- _Try it_
Repeat the entire listing below exactly.

===== Data shown =====

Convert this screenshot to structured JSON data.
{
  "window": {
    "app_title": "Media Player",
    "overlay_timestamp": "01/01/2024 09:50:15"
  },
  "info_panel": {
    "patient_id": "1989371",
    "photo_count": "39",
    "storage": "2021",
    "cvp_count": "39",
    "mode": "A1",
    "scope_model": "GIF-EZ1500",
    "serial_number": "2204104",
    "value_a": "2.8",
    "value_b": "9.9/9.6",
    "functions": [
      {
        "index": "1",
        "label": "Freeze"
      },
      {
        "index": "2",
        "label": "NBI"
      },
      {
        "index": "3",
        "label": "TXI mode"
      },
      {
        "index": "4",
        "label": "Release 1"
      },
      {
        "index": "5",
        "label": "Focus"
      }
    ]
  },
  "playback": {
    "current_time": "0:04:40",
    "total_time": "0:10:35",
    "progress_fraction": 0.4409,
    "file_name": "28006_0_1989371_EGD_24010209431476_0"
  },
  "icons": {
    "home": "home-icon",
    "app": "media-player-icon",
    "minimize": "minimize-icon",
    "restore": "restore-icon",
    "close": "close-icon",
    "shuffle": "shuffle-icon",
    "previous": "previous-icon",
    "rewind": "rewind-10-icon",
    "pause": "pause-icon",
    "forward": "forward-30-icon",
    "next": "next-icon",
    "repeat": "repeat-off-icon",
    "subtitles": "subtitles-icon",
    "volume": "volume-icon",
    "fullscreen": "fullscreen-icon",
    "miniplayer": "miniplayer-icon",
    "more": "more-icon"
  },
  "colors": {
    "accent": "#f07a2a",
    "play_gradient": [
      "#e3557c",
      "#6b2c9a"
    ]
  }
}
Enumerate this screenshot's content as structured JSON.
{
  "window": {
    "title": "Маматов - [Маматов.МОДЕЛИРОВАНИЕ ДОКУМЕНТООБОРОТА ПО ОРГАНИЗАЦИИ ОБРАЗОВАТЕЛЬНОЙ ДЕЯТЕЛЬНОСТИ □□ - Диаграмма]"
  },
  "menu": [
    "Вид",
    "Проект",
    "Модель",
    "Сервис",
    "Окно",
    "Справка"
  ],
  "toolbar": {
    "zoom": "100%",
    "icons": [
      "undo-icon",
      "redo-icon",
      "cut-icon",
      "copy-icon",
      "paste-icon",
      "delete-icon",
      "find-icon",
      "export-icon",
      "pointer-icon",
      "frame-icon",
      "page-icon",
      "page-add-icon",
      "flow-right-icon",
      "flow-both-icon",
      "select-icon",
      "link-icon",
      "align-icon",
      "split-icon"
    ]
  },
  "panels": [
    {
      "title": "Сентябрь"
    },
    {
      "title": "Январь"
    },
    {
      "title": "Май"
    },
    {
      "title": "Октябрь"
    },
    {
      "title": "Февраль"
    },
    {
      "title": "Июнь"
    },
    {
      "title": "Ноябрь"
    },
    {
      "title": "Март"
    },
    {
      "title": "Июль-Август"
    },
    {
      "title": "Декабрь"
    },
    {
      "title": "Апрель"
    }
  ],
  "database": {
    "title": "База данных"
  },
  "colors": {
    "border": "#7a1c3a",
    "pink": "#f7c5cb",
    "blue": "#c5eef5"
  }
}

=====

- _Expected answer_
Convert this screenshot to structured JSON data.
{
  "window": {
    "app_title": "Media Player",
    "overlay_timestamp": "01/01/2024 09:50:15"
  },
  "info_panel": {
    "patient_id": "1989371",
    "photo_count": "39",
    "storage": "2021",
    "cvp_count": "39",
    "mode": "A1",
    "scope_model": "GIF-EZ1500",
    "serial_number": "2204104",
    "value_a": "2.8",
    "value_b": "9.9/9.6",
    "functions": [
      {
        "index": "1",
        "label": "Freeze"
      },
      {
        "index": "2",
        "label": "NBI"
      },
      {
        "index": "3",
        "label": "TXI mode"
      },
      {
        "index": "4",
        "label": "Release 1"
      },
      {
        "index": "5",
        "label": "Focus"
      }
    ]
  },
  "playback": {
    "current_time": "0:04:40",
    "total_time": "0:10:35",
    "progress_fraction": 0.4409,
    "file_name": "28006_0_1989371_EGD_24010209431476_0"
  },
  "icons": {
    "home": "home-icon",
    "app": "media-player-icon",
    "minimize": "minimize-icon",
    "restore": "restore-icon",
    "close": "close-icon",
    "shuffle": "shuffle-icon",
    "previous": "previous-icon",
    "rewind": "rewind-10-icon",
    "pause": "pause-icon",
    "forward": "forward-30-icon",
    "next": "next-icon",
    "repeat": "repeat-off-icon",
    "subtitles": "subtitles-icon",
    "volume": "volume-icon",
    "fullscreen": "fullscreen-icon",
    "miniplayer": "miniplayer-icon",
    "more": "more-icon"
  },
  "colors": {
    "accent": "#f07a2a",
    "play_gradient": [
      "#e3557c",
      "#6b2c9a"
    ]
  }
}
Enumerate this screenshot's content as structured JSON.
{
  "window": {
    "title": "Маматов - [Маматов.МОДЕЛИРОВАНИЕ ДОКУМЕНТООБОРОТА ПО ОРГАНИЗАЦИИ ОБРАЗОВАТЕЛЬНОЙ ДЕЯТЕЛЬНОСТИ □□ - Диаграмма]"
  },
  "menu": [
    "Вид",
    "Проект",
    "Модель",
    "Сервис",
    "Окно",
    "Справка"
  ],
  "toolbar": {
    "zoom": "100%",
    "icons": [
      "undo-icon",
      "redo-icon",
      "cut-icon",
      "copy-icon",
      "paste-icon",
      "delete-icon",
      "find-icon",
      "export-icon",
      "pointer-icon",
      "frame-icon",
      "page-icon",
      "page-add-icon",
      "flow-right-icon",
      "flow-both-icon",
      "select-icon",
      "link-icon",
      "align-icon",
      "split-icon"
    ]
  },
  "panels": [
    {
      "title": "Сентябрь"
    },
    {
      "title": "Январь"
    },
    {
      "title": "Май"
    },
    {
      "title": "Октябрь"
    },
    {
      "title": "Февраль"
    },
    {
      "title": "Июнь"
    },
    {
      "title": "Ноябрь"
    },
    {
      "title": "Март"
    },
    {
      "title": "Июль-Август"
    },
    {
      "title": "Декабрь"
    },
    {
      "title": "Апрель"
    }
  ],
  "database": {
    "title": "База данных"
  },
  "colors": {
    "border": "#7a1c3a",
    "pink": "#f7c5cb",
    "blue": "#c5eef5"
  }
}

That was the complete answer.